In his tribute to Nora Ephron in The New Yorker, Nathan Englander shares some observations on the art and craft of writing I'd like to share with you.
He wrote: "It’s that the goal of the true craftsperson is simply to put story out into the universe—to find the tales that really count and to tell them in the form they demand."
Isn't that really what a writer tries to do? Send a story "out into the universe." I know I'm guilty of of keeping my stories hidden from the universe for any number of reasons, most often because I am not satisfied with them. But what writer is?
I have just finished editing a story that began life 20 years ago. The original idea has morphed into something that can only be appreciated if one applies the six degrees of separation rule. The story is now ready to be launched into the universe, but 20 years?
That's ridiculous.
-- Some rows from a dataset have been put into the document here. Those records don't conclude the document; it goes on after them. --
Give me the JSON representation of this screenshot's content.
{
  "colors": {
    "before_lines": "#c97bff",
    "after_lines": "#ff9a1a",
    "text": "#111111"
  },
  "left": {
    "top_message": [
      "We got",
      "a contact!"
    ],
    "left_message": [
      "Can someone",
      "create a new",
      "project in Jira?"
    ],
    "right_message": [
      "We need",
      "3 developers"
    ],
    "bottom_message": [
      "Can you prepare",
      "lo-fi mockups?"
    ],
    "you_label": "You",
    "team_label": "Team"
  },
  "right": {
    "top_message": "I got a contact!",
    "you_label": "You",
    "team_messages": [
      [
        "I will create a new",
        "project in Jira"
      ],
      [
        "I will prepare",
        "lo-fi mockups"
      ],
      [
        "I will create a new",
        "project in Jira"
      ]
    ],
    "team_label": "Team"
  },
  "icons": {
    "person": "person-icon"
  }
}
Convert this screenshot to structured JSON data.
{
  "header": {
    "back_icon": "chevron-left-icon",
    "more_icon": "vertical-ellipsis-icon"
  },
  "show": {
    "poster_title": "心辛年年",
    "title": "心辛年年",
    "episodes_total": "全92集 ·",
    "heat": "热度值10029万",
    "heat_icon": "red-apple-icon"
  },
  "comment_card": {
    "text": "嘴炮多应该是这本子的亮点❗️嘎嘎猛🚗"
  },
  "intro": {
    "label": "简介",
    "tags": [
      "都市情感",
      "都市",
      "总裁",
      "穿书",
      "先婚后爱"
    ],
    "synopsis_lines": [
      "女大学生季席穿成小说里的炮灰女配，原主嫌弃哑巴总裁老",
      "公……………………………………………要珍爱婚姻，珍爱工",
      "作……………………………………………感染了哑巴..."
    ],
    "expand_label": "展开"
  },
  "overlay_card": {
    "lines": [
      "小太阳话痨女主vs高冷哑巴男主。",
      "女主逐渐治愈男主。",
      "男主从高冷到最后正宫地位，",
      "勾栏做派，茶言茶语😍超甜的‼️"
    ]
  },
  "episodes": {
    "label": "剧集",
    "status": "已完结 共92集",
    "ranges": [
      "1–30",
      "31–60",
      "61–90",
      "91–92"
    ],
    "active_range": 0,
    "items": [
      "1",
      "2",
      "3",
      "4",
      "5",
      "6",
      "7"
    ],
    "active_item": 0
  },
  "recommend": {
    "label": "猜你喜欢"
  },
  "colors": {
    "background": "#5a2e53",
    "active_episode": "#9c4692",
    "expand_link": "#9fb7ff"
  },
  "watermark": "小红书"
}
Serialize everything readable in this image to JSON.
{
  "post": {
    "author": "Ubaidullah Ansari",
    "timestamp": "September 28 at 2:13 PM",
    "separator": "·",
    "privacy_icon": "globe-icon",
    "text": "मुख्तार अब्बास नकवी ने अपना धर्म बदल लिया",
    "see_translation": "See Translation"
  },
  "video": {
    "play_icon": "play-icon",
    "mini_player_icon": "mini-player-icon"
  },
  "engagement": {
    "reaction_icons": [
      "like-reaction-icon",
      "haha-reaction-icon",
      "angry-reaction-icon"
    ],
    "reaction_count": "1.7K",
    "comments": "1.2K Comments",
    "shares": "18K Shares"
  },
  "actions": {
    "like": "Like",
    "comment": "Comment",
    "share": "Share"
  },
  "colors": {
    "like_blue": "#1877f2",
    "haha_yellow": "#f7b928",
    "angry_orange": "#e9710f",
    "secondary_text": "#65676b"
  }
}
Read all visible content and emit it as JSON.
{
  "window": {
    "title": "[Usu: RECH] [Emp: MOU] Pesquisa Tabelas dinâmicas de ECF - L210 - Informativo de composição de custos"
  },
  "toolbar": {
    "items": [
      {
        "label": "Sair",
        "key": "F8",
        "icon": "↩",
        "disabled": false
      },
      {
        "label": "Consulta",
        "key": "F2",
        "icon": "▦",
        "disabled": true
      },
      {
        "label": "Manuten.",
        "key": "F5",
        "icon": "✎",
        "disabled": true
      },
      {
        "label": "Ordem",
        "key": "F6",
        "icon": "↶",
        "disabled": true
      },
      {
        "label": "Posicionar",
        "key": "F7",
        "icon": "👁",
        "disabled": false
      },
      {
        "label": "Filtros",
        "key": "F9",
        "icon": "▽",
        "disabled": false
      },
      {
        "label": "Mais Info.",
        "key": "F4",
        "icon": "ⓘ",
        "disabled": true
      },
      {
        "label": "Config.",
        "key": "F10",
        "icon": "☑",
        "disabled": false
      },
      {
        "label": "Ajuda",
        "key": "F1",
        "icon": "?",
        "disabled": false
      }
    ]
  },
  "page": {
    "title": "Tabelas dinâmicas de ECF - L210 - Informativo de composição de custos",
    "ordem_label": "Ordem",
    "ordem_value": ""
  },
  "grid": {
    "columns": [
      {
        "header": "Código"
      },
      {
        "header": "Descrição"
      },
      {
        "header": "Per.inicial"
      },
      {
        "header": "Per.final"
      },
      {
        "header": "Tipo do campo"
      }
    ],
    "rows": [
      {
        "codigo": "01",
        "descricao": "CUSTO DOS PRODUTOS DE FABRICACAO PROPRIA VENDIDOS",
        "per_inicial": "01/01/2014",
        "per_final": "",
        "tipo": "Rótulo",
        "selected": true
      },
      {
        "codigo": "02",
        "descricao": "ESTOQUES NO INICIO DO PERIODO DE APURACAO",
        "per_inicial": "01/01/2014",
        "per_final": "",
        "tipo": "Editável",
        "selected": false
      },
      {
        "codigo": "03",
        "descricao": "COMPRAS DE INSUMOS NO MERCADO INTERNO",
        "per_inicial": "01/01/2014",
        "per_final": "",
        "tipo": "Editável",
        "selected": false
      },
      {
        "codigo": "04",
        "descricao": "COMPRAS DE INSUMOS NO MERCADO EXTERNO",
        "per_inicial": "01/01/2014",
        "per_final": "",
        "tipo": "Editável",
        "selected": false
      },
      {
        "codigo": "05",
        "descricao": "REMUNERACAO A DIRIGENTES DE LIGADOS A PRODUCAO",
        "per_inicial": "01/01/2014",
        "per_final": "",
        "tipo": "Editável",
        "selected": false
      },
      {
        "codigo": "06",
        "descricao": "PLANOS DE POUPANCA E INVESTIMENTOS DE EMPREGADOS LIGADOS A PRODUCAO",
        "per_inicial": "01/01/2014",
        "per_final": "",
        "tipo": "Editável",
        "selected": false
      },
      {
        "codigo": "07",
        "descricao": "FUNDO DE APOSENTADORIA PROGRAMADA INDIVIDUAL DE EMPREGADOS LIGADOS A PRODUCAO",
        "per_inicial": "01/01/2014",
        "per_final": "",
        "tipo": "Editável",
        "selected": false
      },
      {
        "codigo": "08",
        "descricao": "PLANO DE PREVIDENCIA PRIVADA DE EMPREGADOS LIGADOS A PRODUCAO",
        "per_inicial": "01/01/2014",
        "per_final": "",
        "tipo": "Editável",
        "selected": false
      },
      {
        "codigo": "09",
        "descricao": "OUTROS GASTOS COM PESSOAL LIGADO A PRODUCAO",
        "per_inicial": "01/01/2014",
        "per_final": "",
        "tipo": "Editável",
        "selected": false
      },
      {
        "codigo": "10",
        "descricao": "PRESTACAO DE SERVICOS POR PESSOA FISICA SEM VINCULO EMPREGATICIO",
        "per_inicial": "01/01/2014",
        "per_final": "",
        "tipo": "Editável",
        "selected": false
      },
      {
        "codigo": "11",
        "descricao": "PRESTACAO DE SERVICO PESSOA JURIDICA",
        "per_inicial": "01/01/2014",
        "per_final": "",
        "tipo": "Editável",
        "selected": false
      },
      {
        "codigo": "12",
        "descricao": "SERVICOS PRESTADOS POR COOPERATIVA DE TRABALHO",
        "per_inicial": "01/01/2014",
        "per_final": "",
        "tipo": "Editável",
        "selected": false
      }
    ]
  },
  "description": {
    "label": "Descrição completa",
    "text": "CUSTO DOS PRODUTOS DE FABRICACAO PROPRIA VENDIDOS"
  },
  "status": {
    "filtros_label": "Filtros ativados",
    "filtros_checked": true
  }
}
But what's worse is I have a story that's been written in some form for 30 years that has yet to see the light of day.
So you can see, I've been on this journey through the writing life for some time. And I admit it has existed in my head, for the most part. But now I'm ready to go "out into the universe."
This is why I think his conclusion seems to timely for me right now:
"You set out to do something, and to do it right. And if it doesn’t come out exactly as planned—you don’t just live with it, you find a way to make it even better than it would have been before."
Check out the article here:
See you next week!